[This is Day 14 of #Booktober! Stay tuned for more recommendations!]
What It Is: A horror novel, dressed in the guise of a presidential biography (complete with “historical” photos) detailing how the sixteenth American president’s rise to political prominence was particularly impacted by his fight against a faction of vampires using the nascent Confederacy as a way to take control of the American continent.
Why You Should Read It: The year before AL:VH, Grahame-Smith had published Pride and Prejudice and Zombies, which seemed to kick off a brief but notable “horror mash-up” trend, spawning several books and a few action movies. While the Jane Austen spoofs of that moment are of middling quality, Abraham Lincoln: Vampire Hunter was excellent, not only because the horror elements are well-conceived, but because the overall tone of the book is pitch-perfect. The reason it works so well is that it doesn’t feel like a novel, but instead reads like a David McCullough biography, with its academic descriptions of vampire attacks taking on an almost business-like fashion. (Incidentally, this is why the film adaptation failed so miserably; the director and producers tried to reshape the source material into a typical Hollywood three-act narrative structure, including creating an individual villain who would be Lincoln’s final foe in the film’s climax.

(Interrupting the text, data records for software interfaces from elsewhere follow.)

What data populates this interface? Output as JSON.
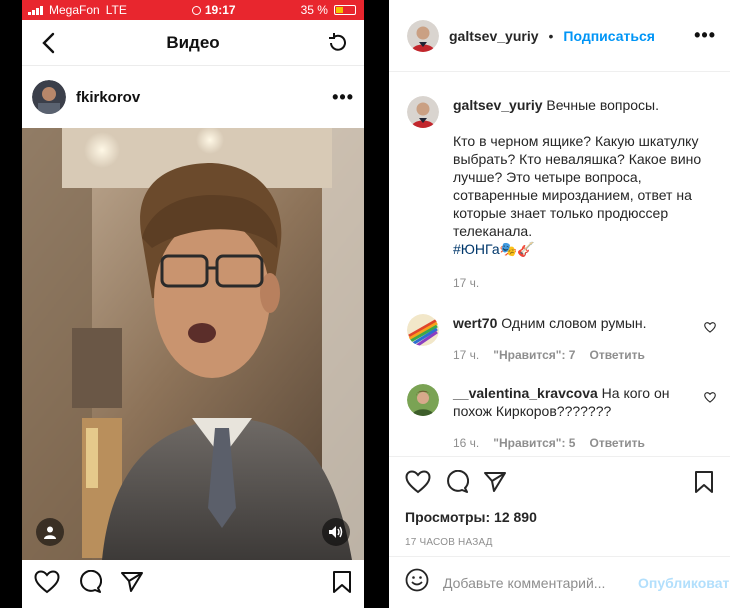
{
  "phone": {
    "status": {
      "carrier": "MegaFon",
      "network": "LTE",
      "time": "19:17",
      "battery": "35 %"
    },
    "nav": {
      "title": "Видео"
    },
    "post": {
      "username": "fkirkorov",
      "more": "•••"
    }
  },
  "panel": {
    "header": {
      "username": "galtsev_yuriy",
      "separator": "•",
      "follow": "Подписаться",
      "more": "•••"
    },
    "caption": {
      "username": "galtsev_yuriy",
      "first_line": "Вечные вопросы.",
      "body": "Кто в черном ящике? Какую шкатулку выбрать? Кто неваляшка? Какое вино лучше? Это четыре вопроса, сотваренные мирозданием, ответ на которые знает только продюссер телеканала.",
      "hashtag": "#ЮНГа",
      "emoji": "🎭🎸",
      "time": "17 ч."
    },
    "comments": [
      {
        "username": "wert70",
        "text": "Одним словом румын.",
        "time": "17 ч.",
        "likes": "\"Нравится\": 7",
        "reply": "Ответить"
      },
      {
        "username": "__valentina_kravcova",
        "text": "На кого он похож Киркоров???????",
        "time": "16 ч.",
        "likes": "\"Нравится\": 5",
        "reply": "Ответить"
      }
    ],
    "views": "Просмотры: 12 890",
    "posted_ago": "17 ЧАСОВ НАЗАД",
    "add_comment": {
      "placeholder": "Добавьте комментарий...",
      "publish": "Опубликовать"
    }
  },
  "colors": {
    "status_bar": "#e8262e",
    "link_blue": "#0095f6",
    "publish_disabled": "#b2dffc",
    "muted": "#8e8e8e"
  }
}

If they had framed the story as if it were a Ken Burns documentary, it would have been a rousing success.) I know this pick seems a bit out of left field, but trust me: it’s worth a look.